How did you come to be CEO of the Play It Strange Trust?
I have had many roles in the music industry, including being a musician with Split Enz and Citizen band. I ran Mushroom Records NZ, was the GM of Sony Music Publishing NZ, and also spent 11 years as Director NZ Operations for APRA. The chap who conceived Play It Strange was talking to me one day and I said “Schools should be the first frontier for great songwriting. But they’re not!” He said “Let’s make them the last frontier and go and ring some bells!” and Play It Strange came to be. In 2004, we launched the national secondary schools songwriting competition.
What has your own personal journey been when it comes to hearing and hearing impairment?
My ten years in bands saw the arrival of large-scale high-volume sound systems. The first shows Split Enz played had small sound systems and no foldback – they are the speaker systems that send you various onstage instrumentals and vocals back at you so you can discern what’s going from all quarters.
The increasing sophistication brought with it sound levels shooting up to around 120db on a regular basis. From my point of view – being the bassist – I was beside the drummer. That meant cymbals, kick drums and snares were all whacking into me night after night after night. There was no ‘history of science’ about this. No warnings about what this volume would lead to.
It was only about three months ago when my darling mother said “You’re leaning in a lot. Why are you doing that?” that I thought. “Yes. Why am I leaning in?” So I had a hearing test. And the results were there in plain graphic proof.
The right air shows a marked frequency dip in the 1800Hz to 4000Hz which is the principle frequency range of snare drums and cymbals.
The left ear has an overall slide away of higher frequencies.
So the ReSound LiNX “cans” allow me to have my linear frequency restored meaning, I can hear all things as I used to when I was a kid. This is a magnificent success story!!
How do you think we as a society can shift the stigma associated with hearing impairment and hearing aids?
I think we need to drop the ‘hearing aid’ term. We don’t call them ‘spectacles’ anymore, we call them glasses. I call my hearing aids “cans” which is a music industry term for headphones. Everyone should call them cans. Cans are cool. As well – it reminds me of when I was involved in a TV campaign to de-stigmatise mental illness. This was 1999. I had 18 yrs with agoraphobia. No one ever talked about their phobic or anxiety disorder; it was ‘proof’ of a failing it seemed. I was on TV saying “I have a mental illness.” People started talking about it. They stopped me in the street. They said: “Can I talk about my problems with you?” and I listened. I want this to happen with cans because the difference they have made is profound.

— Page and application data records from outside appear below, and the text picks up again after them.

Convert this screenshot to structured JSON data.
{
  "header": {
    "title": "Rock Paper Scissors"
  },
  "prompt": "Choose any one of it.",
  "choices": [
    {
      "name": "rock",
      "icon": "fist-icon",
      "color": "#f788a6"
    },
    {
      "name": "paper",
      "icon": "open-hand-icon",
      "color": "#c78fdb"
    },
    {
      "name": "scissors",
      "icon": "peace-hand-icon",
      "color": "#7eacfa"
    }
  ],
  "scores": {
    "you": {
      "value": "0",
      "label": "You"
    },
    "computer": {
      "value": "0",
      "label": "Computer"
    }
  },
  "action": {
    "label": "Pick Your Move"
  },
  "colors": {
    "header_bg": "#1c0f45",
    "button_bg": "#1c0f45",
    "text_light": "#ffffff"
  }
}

Can you tell me a bit about the ReSound LiNX and the technology it uses? How does it work?
The ReSound LiNX is amazing in two respects. One – the quality of the new sound I am experiencing. The equalization correction on the ‘cans’ is beautifully detailed. It was immediately clear the minute I hopped into my car (after first putting them on) and listened to the stereo. It SHONE. Secondly – the flexibility of the LiNX ‘cans.’ You can adjust each individual volume and bass and treble from the iPhone 5.
You can locate the cans using the ‘Find my Hearing Aid ‘ app which works like a ‘hot/cold’ page on the phone or if they are in a different location they can be found using the LiNX Google Maps reference. And in noisy locations you can place your phone close to the person you are with (say in a noisy bar) and the phone microphone will pick up the voice and beam it via Bluetooth to your cans. And! You can listen to your iTunes tracks via the same Bluetooth. It’s like having wireless headphones – they’re brilliant and I love them.